To reap these benefits of exercise, you'd need to spend 30 to 40 minutes running, five days a week, according to the study.
In the study, Tucker looked at data on more than 5,800 people ages 20 to 84 who had taken part in a health survey conducted by the Centers for Disease Control and Prevention. The survey, called National Health and Nutrition Examination Survey, is aimed at collecting data on people's lifestyle, health, physical activity and nutrition. [How to Jump-Start Your Exercise Routine in 2017]
In addition to filling out questionnaires, the people who had participated in the survey had samples of their DNA collected by CDC investigators between 1999 and 2002.
The purpose of this DNA collection was to measure the lengths of people's telomeres, which are molecular "caps" found on the ends of chromosomes that protect the genetic structures from damage. Telomeres get shorter over time, but the rates of this shortening vary from person to person. Therefore, telomeres are considered a marker of a person's "biological age," which refers to the age of that person's cells rather than his or her chronological age.
Although the CDC survey had data on both physical activity levels and telomere length, the relationship between the two had not been analyzed.
In the study, Tucker looked into this relationship, and found that the people who had high physical activity levels had significantly longer telomeres than the people who did not exercise at all and the people who exercised less frequently and less intensely.
In particular, the men in the study who exercised at the intensity and duration equivalent to 40 minutes of running five days a week, and the women who exercised at the equivalent of 30 minutes of running five days a week, had telomeres whose length suggested their cells were nine years younger than the cells of the people who did not exercise at all.
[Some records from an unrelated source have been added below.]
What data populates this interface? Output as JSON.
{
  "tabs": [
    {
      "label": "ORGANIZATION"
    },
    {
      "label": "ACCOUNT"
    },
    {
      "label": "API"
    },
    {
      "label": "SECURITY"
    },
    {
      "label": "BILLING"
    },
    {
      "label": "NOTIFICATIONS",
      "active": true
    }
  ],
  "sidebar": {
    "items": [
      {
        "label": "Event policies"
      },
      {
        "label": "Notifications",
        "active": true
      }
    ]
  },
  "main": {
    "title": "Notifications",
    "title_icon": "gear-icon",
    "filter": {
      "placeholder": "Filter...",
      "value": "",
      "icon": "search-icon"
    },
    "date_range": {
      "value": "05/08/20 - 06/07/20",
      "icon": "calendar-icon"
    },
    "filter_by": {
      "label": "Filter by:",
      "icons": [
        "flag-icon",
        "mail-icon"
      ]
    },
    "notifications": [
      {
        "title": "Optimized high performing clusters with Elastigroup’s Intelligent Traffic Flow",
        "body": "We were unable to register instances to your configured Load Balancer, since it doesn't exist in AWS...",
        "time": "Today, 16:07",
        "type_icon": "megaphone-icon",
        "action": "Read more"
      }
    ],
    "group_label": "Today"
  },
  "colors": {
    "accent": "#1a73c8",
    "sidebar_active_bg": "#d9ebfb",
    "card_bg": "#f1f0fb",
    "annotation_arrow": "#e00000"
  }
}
Tucker also compared the telomere length of the people in the highly active group with the telomere length of the people who also exercised but at lower levels. In this case, he found that the difference in cellular aging between the two groups was seven years. [Extending Life: 7 Ways to Live Past 100]
This finding suggests that "for telomeres, taking it to the next level of activity seems important," Tucker told Live Science.
In other words, "If you want to see a real difference in slowing your biological aging, it appears that a little exercise won't cut it,” Tucker said in a statement. "You have to work out regularly at high levels."
It is not clear why being highly active is linked to having longer telomeres, but previous research has shown that exercise may help reduce inflammation and oxidative stress, both of which have been implicated in the more rapid shortening of telomeres, Tucker said.
A previous study found that professional athletes had higher levels of activation of an enzyme called telomerase, which stabilizes telomeres, compared with people who didn't exercise.
Originally published on Live Science.